- [DATASET RECORDS]
------------------------------------

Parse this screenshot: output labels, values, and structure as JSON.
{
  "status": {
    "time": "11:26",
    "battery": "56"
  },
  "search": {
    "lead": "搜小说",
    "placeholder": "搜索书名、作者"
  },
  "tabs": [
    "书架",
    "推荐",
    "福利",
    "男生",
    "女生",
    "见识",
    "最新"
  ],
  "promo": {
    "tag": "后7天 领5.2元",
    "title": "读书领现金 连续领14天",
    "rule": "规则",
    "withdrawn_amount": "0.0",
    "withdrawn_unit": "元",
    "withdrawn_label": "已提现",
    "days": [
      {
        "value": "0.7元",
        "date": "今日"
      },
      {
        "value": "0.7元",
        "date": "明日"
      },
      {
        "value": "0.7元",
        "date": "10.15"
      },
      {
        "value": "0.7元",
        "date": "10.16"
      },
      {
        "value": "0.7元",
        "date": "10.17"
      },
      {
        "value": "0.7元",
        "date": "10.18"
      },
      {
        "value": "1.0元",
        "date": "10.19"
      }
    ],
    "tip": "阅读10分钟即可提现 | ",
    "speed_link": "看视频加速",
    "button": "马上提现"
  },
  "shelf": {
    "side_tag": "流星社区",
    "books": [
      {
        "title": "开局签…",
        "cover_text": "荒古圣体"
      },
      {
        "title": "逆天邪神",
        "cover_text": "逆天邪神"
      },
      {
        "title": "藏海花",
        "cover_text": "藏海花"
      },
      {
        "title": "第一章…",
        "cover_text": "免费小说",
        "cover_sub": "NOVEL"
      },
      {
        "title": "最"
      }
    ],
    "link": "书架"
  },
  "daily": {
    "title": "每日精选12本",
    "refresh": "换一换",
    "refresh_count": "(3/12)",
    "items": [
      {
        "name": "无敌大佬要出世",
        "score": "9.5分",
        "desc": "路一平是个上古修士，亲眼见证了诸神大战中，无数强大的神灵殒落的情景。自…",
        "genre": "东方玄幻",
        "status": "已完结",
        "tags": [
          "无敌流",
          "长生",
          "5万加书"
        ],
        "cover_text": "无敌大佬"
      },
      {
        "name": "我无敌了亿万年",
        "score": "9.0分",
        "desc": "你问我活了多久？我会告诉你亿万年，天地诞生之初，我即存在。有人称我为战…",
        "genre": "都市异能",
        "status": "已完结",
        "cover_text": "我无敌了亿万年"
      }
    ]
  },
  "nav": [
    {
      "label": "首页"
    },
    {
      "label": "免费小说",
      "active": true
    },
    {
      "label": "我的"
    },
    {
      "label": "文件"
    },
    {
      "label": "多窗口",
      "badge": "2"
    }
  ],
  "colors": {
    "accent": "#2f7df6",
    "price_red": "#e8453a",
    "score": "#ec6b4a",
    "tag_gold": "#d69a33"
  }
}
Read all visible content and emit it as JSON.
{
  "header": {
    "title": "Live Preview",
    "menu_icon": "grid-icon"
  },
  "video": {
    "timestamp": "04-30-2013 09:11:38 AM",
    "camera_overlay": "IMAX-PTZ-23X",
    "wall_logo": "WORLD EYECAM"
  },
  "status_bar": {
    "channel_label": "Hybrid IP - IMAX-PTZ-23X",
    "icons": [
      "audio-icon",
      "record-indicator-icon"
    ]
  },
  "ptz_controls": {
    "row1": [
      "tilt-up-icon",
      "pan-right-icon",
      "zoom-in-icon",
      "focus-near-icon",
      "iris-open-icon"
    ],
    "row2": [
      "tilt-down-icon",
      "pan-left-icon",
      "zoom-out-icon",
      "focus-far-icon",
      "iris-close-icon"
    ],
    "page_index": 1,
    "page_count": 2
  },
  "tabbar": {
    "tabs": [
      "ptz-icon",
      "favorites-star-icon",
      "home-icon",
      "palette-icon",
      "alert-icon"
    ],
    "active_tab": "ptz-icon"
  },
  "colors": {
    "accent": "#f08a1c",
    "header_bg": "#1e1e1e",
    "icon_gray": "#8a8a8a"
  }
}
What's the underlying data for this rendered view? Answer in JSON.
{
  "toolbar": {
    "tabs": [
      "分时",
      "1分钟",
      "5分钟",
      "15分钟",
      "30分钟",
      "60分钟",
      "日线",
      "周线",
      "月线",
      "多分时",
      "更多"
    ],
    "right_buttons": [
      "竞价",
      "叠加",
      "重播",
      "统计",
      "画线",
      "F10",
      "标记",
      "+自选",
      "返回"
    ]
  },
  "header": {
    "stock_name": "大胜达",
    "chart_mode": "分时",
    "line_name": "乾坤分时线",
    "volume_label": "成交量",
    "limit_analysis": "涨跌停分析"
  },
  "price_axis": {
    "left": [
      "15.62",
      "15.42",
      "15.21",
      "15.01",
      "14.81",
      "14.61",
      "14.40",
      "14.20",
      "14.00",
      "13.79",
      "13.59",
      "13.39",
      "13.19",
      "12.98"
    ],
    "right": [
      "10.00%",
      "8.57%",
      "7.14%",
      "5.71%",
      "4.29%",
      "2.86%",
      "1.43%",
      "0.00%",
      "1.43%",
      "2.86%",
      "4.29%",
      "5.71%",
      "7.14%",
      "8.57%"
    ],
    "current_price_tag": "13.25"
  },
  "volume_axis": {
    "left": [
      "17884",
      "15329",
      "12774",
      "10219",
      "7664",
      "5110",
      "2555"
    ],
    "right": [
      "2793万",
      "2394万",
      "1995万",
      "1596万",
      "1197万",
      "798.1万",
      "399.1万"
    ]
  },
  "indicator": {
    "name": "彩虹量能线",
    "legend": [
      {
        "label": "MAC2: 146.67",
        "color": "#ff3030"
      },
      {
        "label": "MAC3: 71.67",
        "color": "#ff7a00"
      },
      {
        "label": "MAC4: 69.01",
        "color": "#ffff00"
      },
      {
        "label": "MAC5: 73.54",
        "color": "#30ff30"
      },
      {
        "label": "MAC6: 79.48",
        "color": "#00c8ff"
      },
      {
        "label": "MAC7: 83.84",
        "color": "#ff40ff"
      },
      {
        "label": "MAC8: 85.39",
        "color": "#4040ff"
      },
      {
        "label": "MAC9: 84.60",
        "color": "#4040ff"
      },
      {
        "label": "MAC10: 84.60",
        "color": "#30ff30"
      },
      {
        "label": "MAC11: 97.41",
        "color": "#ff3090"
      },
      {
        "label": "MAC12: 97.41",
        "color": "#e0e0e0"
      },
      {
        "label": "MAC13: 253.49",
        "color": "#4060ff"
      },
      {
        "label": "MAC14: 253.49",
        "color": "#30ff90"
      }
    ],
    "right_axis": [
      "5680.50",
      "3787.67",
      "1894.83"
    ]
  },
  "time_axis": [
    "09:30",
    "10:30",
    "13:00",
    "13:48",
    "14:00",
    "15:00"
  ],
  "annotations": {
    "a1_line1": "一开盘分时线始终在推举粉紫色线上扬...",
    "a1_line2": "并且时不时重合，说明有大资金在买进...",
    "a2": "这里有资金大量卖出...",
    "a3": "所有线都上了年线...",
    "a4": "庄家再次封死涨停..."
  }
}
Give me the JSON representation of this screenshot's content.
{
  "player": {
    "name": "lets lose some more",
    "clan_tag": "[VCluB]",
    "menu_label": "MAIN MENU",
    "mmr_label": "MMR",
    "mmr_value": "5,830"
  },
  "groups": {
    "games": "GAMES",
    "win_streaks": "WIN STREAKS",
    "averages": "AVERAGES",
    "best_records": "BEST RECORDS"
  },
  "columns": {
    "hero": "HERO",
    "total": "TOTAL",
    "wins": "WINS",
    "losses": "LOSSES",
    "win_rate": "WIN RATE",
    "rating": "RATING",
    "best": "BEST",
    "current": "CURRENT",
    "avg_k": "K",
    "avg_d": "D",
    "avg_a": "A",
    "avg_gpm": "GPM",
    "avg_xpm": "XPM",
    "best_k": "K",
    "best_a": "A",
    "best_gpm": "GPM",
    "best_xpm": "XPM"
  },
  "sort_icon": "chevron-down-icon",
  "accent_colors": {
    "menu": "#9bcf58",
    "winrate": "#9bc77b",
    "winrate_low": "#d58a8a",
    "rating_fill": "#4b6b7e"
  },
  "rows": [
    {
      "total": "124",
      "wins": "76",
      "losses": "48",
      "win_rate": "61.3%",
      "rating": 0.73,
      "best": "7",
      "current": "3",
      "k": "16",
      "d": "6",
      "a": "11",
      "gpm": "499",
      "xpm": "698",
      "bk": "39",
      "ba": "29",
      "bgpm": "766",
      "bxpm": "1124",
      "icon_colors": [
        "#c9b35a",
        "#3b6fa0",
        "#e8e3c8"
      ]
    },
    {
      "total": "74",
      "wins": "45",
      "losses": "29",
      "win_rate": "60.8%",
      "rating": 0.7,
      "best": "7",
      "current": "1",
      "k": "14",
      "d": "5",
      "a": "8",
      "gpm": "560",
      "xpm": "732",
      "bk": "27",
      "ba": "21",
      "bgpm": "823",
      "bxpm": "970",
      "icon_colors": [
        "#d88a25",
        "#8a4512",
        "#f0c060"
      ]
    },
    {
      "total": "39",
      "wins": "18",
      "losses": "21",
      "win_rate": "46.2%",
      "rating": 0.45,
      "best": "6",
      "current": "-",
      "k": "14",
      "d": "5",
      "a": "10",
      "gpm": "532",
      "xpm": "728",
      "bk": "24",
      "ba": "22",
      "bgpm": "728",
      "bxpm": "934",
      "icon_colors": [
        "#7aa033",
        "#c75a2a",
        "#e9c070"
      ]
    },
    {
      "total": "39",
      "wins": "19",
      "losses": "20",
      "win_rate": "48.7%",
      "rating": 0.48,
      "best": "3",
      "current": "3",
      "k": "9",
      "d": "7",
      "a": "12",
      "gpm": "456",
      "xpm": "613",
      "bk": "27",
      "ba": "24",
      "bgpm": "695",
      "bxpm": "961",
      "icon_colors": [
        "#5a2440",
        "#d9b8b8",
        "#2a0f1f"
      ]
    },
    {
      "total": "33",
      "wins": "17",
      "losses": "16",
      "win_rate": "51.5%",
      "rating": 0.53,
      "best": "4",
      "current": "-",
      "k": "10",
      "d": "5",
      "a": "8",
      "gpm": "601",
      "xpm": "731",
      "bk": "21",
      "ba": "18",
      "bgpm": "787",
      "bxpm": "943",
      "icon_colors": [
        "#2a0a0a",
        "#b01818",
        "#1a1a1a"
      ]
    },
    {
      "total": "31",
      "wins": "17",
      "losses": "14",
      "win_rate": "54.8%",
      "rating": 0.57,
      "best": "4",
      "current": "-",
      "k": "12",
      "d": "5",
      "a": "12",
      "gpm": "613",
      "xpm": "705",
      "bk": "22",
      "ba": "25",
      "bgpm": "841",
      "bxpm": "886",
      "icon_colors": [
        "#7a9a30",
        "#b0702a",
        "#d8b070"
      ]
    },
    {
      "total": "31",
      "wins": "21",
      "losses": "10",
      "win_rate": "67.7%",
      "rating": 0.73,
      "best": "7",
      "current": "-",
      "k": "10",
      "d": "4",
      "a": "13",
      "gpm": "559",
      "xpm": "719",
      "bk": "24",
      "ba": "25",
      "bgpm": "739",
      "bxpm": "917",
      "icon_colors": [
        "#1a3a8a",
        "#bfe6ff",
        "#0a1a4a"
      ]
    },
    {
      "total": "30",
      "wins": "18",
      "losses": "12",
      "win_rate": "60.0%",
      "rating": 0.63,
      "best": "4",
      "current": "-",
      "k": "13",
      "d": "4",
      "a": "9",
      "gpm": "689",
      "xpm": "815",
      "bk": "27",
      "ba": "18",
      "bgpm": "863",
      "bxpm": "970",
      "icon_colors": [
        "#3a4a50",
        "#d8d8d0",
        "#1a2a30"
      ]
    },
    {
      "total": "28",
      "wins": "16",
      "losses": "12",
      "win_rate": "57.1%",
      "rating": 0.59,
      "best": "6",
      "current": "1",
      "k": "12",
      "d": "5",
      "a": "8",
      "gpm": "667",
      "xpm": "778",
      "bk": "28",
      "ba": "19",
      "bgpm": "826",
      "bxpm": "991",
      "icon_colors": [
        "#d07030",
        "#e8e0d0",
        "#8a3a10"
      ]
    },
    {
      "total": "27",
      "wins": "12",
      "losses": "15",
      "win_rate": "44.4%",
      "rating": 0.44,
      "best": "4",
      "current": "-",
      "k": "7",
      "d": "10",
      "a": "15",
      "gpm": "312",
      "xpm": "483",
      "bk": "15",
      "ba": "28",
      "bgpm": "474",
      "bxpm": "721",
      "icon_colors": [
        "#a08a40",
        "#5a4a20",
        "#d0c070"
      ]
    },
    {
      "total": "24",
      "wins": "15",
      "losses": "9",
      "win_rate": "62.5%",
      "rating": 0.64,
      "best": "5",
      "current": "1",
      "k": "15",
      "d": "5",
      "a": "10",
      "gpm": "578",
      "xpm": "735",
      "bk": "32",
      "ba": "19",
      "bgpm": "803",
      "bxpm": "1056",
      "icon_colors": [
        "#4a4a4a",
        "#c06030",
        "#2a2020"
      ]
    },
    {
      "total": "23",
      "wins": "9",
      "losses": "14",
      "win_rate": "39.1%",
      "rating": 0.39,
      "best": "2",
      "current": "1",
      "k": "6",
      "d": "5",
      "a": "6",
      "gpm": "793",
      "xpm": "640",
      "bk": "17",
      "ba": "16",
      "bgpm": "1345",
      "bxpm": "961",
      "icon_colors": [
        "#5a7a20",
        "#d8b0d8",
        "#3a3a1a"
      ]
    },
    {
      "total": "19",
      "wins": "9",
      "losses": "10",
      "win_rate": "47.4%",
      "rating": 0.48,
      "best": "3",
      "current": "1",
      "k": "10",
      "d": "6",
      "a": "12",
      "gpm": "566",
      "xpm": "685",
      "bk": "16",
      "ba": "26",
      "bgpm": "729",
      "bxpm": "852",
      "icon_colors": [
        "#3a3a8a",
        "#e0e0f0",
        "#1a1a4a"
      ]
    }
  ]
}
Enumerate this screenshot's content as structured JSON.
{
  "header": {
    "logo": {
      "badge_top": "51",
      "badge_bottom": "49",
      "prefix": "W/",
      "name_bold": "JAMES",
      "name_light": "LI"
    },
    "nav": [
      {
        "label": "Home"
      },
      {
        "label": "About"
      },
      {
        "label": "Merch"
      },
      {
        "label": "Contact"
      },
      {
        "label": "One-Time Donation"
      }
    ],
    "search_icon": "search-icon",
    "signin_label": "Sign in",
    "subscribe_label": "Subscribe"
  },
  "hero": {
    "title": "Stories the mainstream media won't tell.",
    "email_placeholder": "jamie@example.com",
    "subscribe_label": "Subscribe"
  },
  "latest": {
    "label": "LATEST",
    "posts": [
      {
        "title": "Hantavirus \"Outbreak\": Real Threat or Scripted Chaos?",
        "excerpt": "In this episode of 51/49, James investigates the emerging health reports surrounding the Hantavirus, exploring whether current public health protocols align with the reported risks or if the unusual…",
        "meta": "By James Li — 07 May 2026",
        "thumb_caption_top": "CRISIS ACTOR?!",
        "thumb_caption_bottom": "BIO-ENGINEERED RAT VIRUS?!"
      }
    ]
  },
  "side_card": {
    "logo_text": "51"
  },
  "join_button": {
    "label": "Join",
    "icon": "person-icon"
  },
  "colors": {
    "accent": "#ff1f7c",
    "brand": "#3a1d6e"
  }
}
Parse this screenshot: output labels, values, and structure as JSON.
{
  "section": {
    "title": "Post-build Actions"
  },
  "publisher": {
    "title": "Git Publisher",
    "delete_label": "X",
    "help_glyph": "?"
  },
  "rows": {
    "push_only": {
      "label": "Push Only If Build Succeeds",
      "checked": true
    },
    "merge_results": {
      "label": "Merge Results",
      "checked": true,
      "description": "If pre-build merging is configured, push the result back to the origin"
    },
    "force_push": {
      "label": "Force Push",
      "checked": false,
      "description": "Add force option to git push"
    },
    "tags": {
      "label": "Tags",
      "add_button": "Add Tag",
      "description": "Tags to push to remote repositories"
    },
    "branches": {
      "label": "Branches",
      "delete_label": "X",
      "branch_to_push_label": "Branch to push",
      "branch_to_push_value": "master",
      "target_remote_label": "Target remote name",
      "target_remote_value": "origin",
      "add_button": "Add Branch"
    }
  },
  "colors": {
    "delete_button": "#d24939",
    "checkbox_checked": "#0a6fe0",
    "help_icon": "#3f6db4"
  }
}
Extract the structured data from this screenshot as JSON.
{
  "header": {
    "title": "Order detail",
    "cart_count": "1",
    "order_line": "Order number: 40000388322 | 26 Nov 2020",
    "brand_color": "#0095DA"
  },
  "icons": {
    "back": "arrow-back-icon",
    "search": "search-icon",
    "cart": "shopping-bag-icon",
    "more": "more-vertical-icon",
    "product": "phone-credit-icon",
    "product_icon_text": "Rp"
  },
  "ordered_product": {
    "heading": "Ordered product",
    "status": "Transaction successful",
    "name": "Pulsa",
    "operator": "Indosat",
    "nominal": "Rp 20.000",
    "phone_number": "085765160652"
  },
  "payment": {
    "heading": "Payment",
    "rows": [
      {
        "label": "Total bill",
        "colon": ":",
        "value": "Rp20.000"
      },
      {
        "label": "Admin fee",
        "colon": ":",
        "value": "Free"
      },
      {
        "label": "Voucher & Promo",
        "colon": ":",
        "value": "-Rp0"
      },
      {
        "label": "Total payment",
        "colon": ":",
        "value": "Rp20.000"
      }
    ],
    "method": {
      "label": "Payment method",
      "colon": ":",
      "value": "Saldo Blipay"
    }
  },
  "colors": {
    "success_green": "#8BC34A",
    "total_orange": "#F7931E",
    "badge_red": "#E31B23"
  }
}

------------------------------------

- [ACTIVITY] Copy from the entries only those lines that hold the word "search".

- [RESULT OF THE EXERCISE]
  "search": {
    "search_icon": "search-icon",
    "search": "search-icon",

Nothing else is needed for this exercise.